- Work required -
Since the pictures are not wanted, copy only the text of every record exactly.

☆ ☆ ☆ ☆ ☆ ☆ ☆

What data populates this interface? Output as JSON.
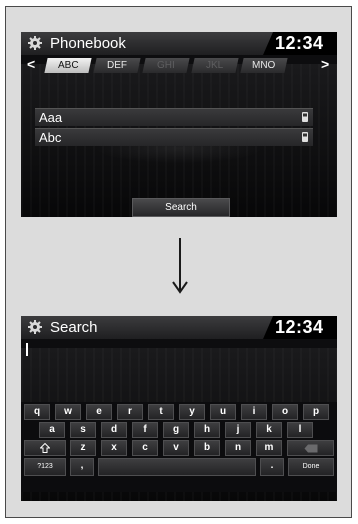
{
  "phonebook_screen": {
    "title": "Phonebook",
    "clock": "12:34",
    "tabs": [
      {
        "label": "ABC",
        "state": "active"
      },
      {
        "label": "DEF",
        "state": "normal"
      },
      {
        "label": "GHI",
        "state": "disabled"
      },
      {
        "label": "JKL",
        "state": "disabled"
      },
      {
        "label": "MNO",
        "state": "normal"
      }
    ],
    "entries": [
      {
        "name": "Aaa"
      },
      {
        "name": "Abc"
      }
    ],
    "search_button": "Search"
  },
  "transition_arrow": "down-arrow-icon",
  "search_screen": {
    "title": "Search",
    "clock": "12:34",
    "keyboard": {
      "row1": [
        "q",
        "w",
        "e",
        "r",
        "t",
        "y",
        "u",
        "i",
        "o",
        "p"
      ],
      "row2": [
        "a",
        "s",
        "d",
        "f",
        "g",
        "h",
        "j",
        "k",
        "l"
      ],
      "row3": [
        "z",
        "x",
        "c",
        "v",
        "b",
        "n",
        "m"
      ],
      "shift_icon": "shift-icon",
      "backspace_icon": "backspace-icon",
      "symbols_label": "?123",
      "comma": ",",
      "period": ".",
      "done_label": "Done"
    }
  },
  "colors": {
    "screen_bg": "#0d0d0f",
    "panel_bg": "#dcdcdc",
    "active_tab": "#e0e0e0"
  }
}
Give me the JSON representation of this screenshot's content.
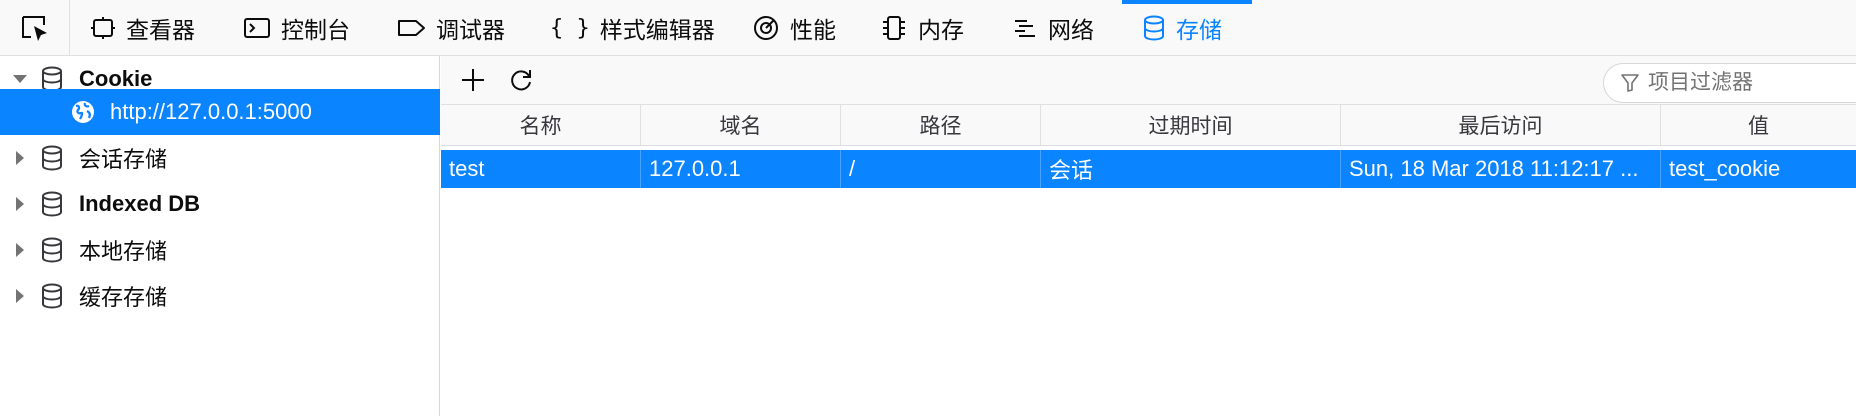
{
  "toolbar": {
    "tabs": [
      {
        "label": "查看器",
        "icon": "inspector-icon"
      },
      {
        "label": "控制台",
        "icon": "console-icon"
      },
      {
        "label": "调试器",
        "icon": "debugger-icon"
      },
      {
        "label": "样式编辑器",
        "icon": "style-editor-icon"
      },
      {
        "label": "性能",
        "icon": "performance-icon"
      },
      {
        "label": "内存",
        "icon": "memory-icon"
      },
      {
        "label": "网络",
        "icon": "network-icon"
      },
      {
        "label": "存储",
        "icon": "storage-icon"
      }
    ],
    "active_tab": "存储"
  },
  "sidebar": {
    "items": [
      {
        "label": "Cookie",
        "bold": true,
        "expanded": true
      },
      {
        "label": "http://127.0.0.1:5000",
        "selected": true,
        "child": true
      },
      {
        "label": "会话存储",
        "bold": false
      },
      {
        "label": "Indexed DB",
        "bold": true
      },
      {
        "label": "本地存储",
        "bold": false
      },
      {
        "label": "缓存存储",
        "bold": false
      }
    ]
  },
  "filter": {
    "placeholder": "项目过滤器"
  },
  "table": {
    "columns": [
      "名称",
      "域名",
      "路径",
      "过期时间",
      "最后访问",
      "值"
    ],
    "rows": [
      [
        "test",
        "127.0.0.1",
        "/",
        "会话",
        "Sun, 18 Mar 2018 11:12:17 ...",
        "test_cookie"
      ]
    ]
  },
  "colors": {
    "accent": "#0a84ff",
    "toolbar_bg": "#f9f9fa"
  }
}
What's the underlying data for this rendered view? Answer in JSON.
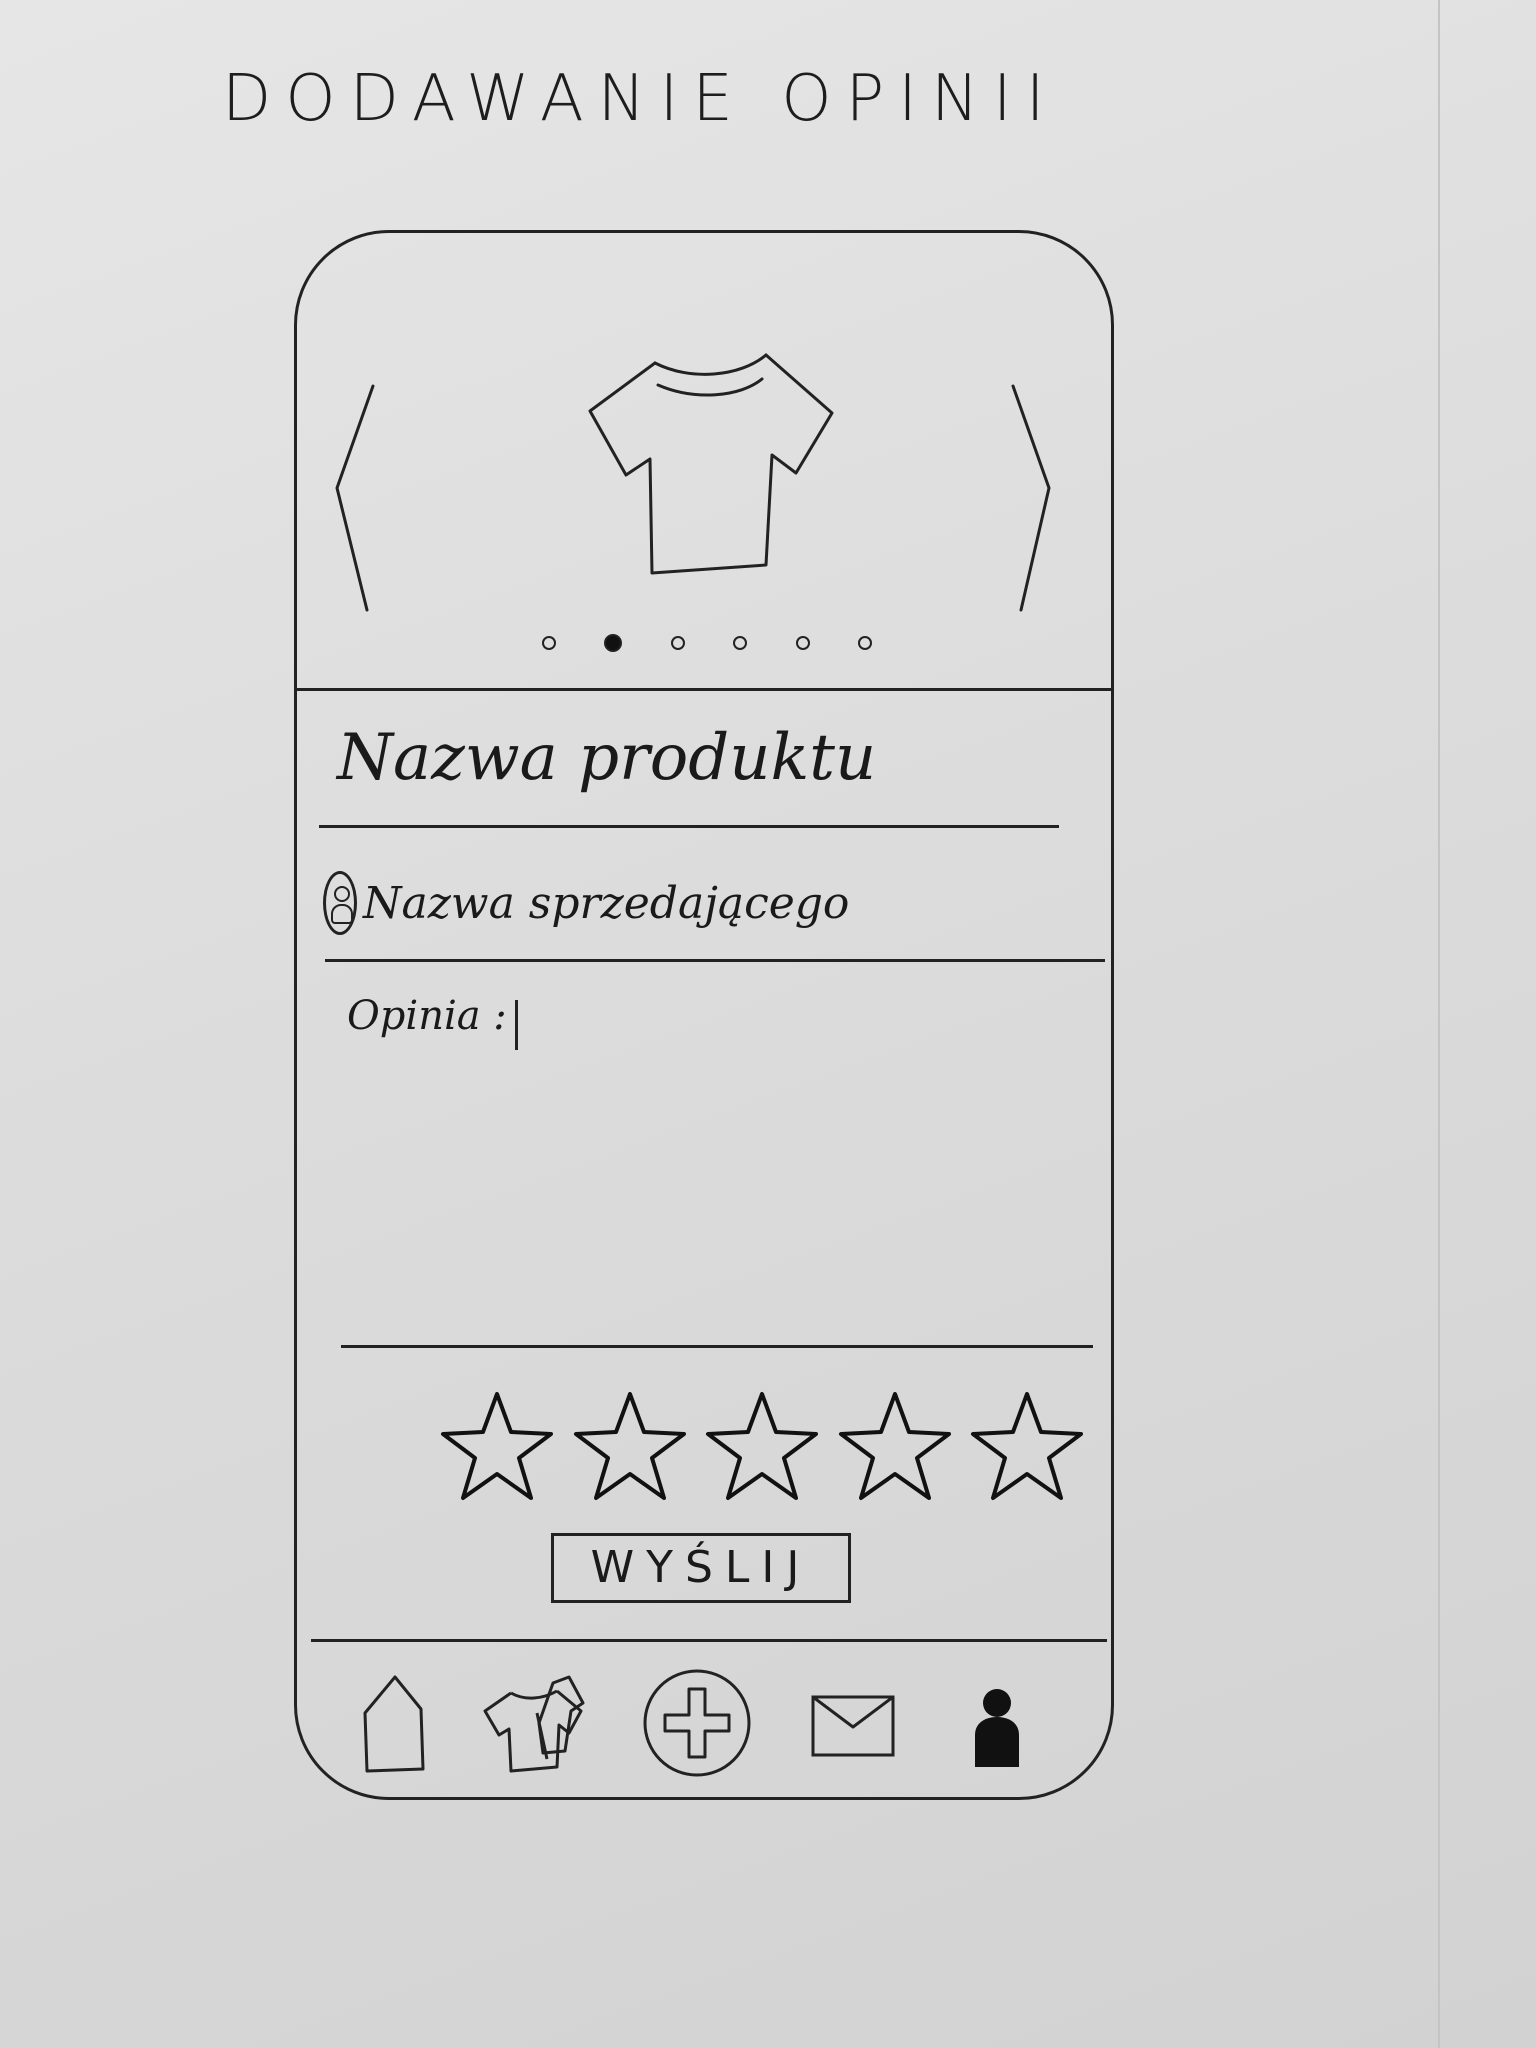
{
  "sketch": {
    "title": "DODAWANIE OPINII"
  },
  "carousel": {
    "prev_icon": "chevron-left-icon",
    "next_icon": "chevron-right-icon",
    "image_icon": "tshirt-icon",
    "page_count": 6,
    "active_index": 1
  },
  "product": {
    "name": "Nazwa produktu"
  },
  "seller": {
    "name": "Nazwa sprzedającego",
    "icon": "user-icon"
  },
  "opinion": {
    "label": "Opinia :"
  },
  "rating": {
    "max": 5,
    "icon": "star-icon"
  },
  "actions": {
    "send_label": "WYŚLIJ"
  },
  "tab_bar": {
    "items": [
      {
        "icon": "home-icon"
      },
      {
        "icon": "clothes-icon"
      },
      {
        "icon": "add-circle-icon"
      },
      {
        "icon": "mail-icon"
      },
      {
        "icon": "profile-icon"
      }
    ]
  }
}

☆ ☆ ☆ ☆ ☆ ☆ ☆

- Expected answer -
What data populates this interface? Output as JSON.
{
  "phonebook_screen": {
    "title": "Phonebook",
    "clock": "12:34",
    "tabs": [
      {
        "label": "ABC",
        "state": "active"
      },
      {
        "label": "DEF",
        "state": "normal"
      },
      {
        "label": "GHI",
        "state": "disabled"
      },
      {
        "label": "JKL",
        "state": "disabled"
      },
      {
        "label": "MNO",
        "state": "normal"
      }
    ],
    "entries": [
      {
        "name": "Aaa"
      },
      {
        "name": "Abc"
      }
    ],
    "search_button": "Search"
  },
  "transition_arrow": "down-arrow-icon",
  "search_screen": {
    "title": "Search",
    "clock": "12:34",
    "keyboard": {
      "row1": [
        "q",
        "w",
        "e",
        "r",
        "t",
        "y",
        "u",
        "i",
        "o",
        "p"
      ],
      "row2": [
        "a",
        "s",
        "d",
        "f",
        "g",
        "h",
        "j",
        "k",
        "l"
      ],
      "row3": [
        "z",
        "x",
        "c",
        "v",
        "b",
        "n",
        "m"
      ],
      "shift_icon": "shift-icon",
      "backspace_icon": "backspace-icon",
      "symbols_label": "?123",
      "comma": ",",
      "period": ".",
      "done_label": "Done"
    }
  },
  "colors": {
    "screen_bg": "#0d0d0f",
    "panel_bg": "#dcdcdc",
    "active_tab": "#e0e0e0"
  }
}
Give me the JSON representation of this screenshot's content.
{
  "toolbar": {
    "tabs": [
      {
        "label": "查看器",
        "icon": "inspector-icon"
      },
      {
        "label": "控制台",
        "icon": "console-icon"
      },
      {
        "label": "调试器",
        "icon": "debugger-icon"
      },
      {
        "label": "样式编辑器",
        "icon": "style-editor-icon"
      },
      {
        "label": "性能",
        "icon": "performance-icon"
      },
      {
        "label": "内存",
        "icon": "memory-icon"
      },
      {
        "label": "网络",
        "icon": "network-icon"
      },
      {
        "label": "存储",
        "icon": "storage-icon"
      }
    ],
    "active_tab": "存储"
  },
  "sidebar": {
    "items": [
      {
        "label": "Cookie",
        "bold": true,
        "expanded": true
      },
      {
        "label": "http://127.0.0.1:5000",
        "selected": true,
        "child": true
      },
      {
        "label": "会话存储",
        "bold": false
      },
      {
        "label": "Indexed DB",
        "bold": true
      },
      {
        "label": "本地存储",
        "bold": false
      },
      {
        "label": "缓存存储",
        "bold": false
      }
    ]
  },
  "filter": {
    "placeholder": "项目过滤器"
  },
  "table": {
    "columns": [
      "名称",
      "域名",
      "路径",
      "过期时间",
      "最后访问",
      "值"
    ],
    "rows": [
      [
        "test",
        "127.0.0.1",
        "/",
        "会话",
        "Sun, 18 Mar 2018 11:12:17 ...",
        "test_cookie"
      ]
    ]
  },
  "colors": {
    "accent": "#0a84ff",
    "toolbar_bg": "#f9f9fa"
  }
}
What's the underlying data for this rendered view? Answer in JSON.
{
  "sketch": {
    "title": "DODAWANIE OPINII"
  },
  "carousel": {
    "prev_icon": "chevron-left-icon",
    "next_icon": "chevron-right-icon",
    "image_icon": "tshirt-icon",
    "page_count": 6,
    "active_index": 1
  },
  "product": {
    "name": "Nazwa produktu"
  },
  "seller": {
    "name": "Nazwa sprzedającego",
    "icon": "user-icon"
  },
  "opinion": {
    "label": "Opinia :"
  },
  "rating": {
    "max": 5,
    "icon": "star-icon"
  },
  "actions": {
    "send_label": "WYŚLIJ"
  },
  "tab_bar": {
    "items": [
      {
        "icon": "home-icon"
      },
      {
        "icon": "clothes-icon"
      },
      {
        "icon": "add-circle-icon"
      },
      {
        "icon": "mail-icon"
      },
      {
        "icon": "profile-icon"
      }
    ]
  }
}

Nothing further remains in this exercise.